H. Michael Steinberg has been a Colorado criminal law specialist attorney for 30 years (as of 2012). For the First 13 years of his career, he was an Arapahoe – Douglas County District Attorney Senior prosecutor. In 1999 he formed his own law firm for the defense of Colorado criminal cases.
In addition to handling tens of thousands of cases in the trial courts of Colorado, he has written hundreds of articles regarding the practice of Colorado criminal law and frequently provides legal analysis on radio and television, appearing on the Fox News Channel, CNN and Various National and Local Newspapers and Radio Stations.
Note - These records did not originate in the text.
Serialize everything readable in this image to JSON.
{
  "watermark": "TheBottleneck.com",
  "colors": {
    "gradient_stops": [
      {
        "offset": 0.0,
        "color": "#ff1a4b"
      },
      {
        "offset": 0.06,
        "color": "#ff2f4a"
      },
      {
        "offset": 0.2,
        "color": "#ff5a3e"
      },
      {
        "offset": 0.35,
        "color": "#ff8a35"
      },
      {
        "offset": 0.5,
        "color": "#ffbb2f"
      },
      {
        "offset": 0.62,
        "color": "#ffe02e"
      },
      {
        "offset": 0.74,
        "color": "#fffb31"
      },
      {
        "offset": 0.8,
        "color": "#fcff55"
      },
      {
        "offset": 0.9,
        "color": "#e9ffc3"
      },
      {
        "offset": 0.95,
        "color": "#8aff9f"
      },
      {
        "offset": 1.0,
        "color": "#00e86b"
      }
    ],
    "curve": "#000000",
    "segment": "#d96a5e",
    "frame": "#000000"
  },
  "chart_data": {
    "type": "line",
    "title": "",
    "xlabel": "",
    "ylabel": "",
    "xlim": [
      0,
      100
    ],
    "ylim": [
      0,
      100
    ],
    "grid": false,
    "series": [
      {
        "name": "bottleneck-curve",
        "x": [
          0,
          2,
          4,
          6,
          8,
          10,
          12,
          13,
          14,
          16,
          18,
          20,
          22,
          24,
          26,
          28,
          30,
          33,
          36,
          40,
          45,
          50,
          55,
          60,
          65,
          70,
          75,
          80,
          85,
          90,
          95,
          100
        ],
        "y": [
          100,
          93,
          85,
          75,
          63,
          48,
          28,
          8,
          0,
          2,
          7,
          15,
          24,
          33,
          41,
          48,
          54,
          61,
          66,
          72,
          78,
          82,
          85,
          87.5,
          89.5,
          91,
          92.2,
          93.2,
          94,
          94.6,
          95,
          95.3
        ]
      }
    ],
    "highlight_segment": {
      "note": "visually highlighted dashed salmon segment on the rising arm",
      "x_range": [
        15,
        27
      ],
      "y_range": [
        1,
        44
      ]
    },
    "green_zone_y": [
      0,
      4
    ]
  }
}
Please call him at your convenience at 720-220-2277.
If you have questions about Colorado False Imprisonment in the Denver metropolitan area and throughout Colorado, attorney H. Michael Steinberg will be pleased to answer those questions and to provides quality legal representation to those charged in Colorado adult and juvenile criminal matters.
In the Denver metropolitan area and throughout Colorado, attorney H. Michael Steinberg provides quality legal representation to those charged in Colorado adult and juvenile criminal matters…as regards Colorado False Imprisonment.